Though most tooth decay can be blamed on bacteria such as Streptococcus mutans, a new study published in June in the journal PLOS Pathogens, has found the fungus Candida albicans may be a joint culprit in an alarmingly common form of severe tooth decay affecting toddlers known as early childhood caries.
In earlier research, a team from the University of Pennsylvania School of Dental Medicine found that C. albicans, a type of yeast, took advantage of an enzyme produced by S. mutans to form a particularly intractable biofilm.
In their latest research, the team pinpointed the surface molecules on the fungus that interact with the bacterially-derived protein. Blocking that interaction impaired the ability of yeast to form a biofilm with S. mutans on the tooth surface, pointing to a novel therapeutic strategy.
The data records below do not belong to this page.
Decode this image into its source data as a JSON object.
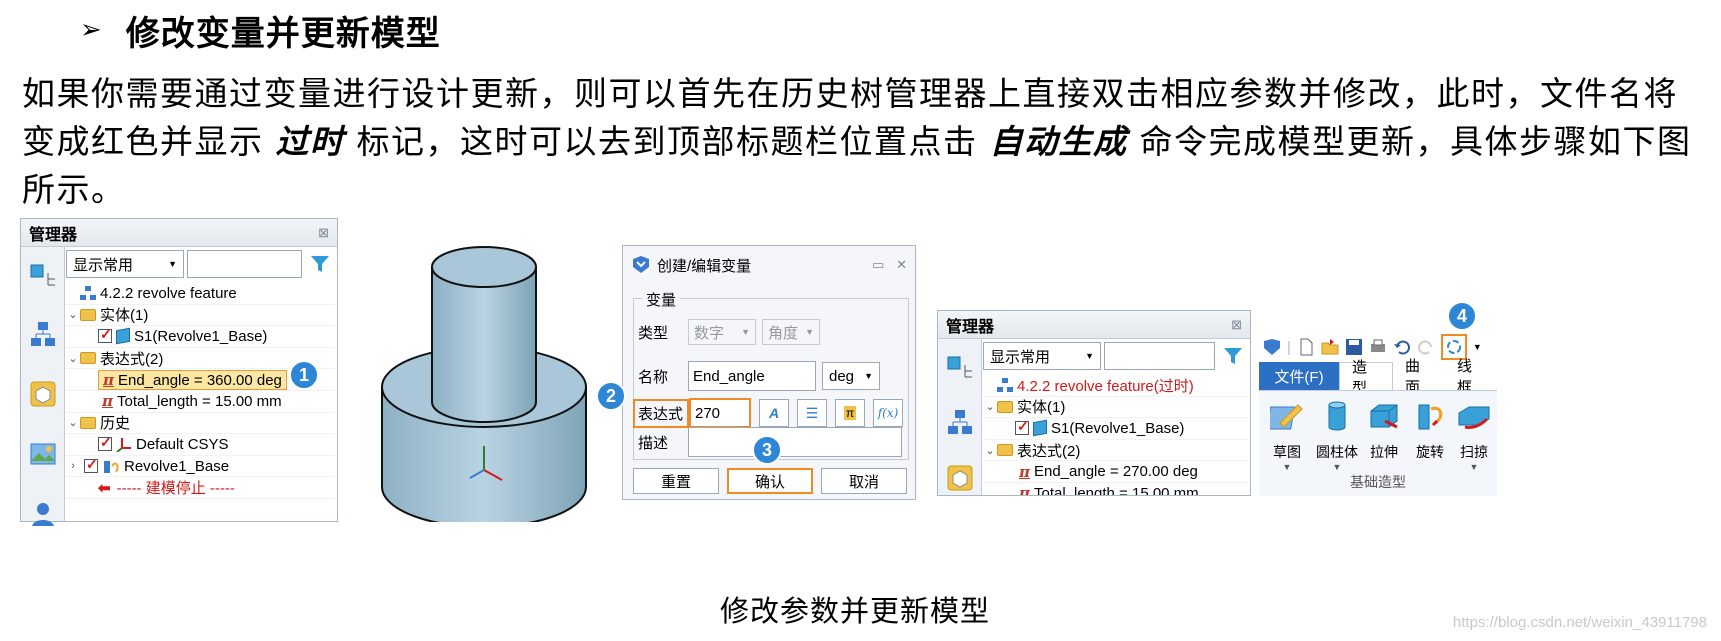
{
  "heading": {
    "bullet": "➢",
    "text": "修改变量并更新模型"
  },
  "paragraph": {
    "part1": "如果你需要通过变量进行设计更新，则可以首先在历史树管理器上直接双击相应参数并修改，此时，文件名将变成红色并显示 ",
    "em1": "过时",
    "part2": " 标记，这时可以去到顶部标题栏位置点击 ",
    "em2": "自动生成",
    "part3": " 命令完成模型更新，具体步骤如下图所示。"
  },
  "manager1": {
    "title": "管理器",
    "filter_value": "显示常用",
    "tree": {
      "root": "4.2.2 revolve feature",
      "solid_group": "实体(1)",
      "solid_item": "S1(Revolve1_Base)",
      "expr_group": "表达式(2)",
      "expr1": "End_angle = 360.00 deg",
      "expr2": "Total_length = 15.00 mm",
      "history_group": "历史",
      "hist1": "Default CSYS",
      "hist2": "Revolve1_Base",
      "stop": "----- 建模停止 -----"
    }
  },
  "dialog": {
    "title": "创建/编辑变量",
    "group_label": "变量",
    "type_label": "类型",
    "type_value": "数字",
    "unit_type_value": "角度",
    "name_label": "名称",
    "name_value": "End_angle",
    "unit_value": "deg",
    "expr_label": "表达式",
    "expr_value": "270",
    "desc_label": "描述",
    "reset_label": "重置",
    "confirm_label": "确认",
    "cancel_label": "取消"
  },
  "manager2": {
    "title": "管理器",
    "filter_value": "显示常用",
    "tree": {
      "root": "4.2.2 revolve feature(过时)",
      "solid_group": "实体(1)",
      "solid_item": "S1(Revolve1_Base)",
      "expr_group": "表达式(2)",
      "expr1": "End_angle = 270.00 deg",
      "expr2": "Total_length = 15.00 mm"
    }
  },
  "toolbar": {
    "tabs": [
      "文件(F)",
      "造型",
      "曲面",
      "线框"
    ],
    "buttons": [
      "草图",
      "圆柱体",
      "拉伸",
      "旋转",
      "扫掠"
    ],
    "group_label": "基础造型"
  },
  "badges": [
    "1",
    "2",
    "3",
    "4"
  ],
  "caption": "修改参数并更新模型",
  "watermark": "https://blog.csdn.net/weixin_43911798",
  "colors": {
    "accent_orange": "#f08a24",
    "badge_blue": "#2e86d6",
    "outdated_red": "#d21a1a"
  }
}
“Instead of just targeting bacteria to treat early childhood caries, we may also want to target the fungi,” senior author on the study Hyun (Michel) Koo said.
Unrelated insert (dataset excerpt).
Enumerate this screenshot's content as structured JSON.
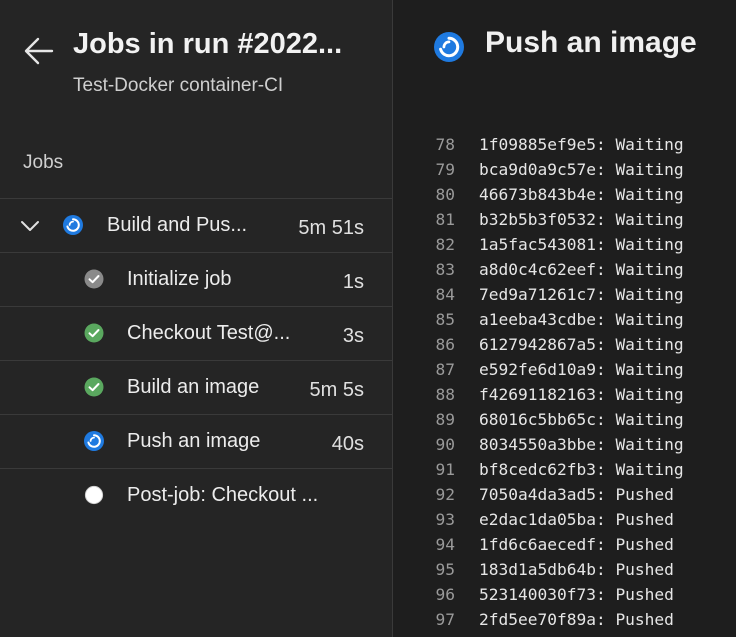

The current standard of care, beyond the use of fluoride as a preventive approach, is to target only the bacteria with antimicrobials, or to use surgical interventions if the tooth decay has become too severe.
“Our data provide hints that you might not need to use a broad-spectrum antimicrobial and might be able to target the enzyme or cell wall of the fungi to disrupt the plaque biofilm formation.”
Koo and colleagues are now working on novel therapeutic approaches for targeted interventions, which can be potentially developed for clinical use.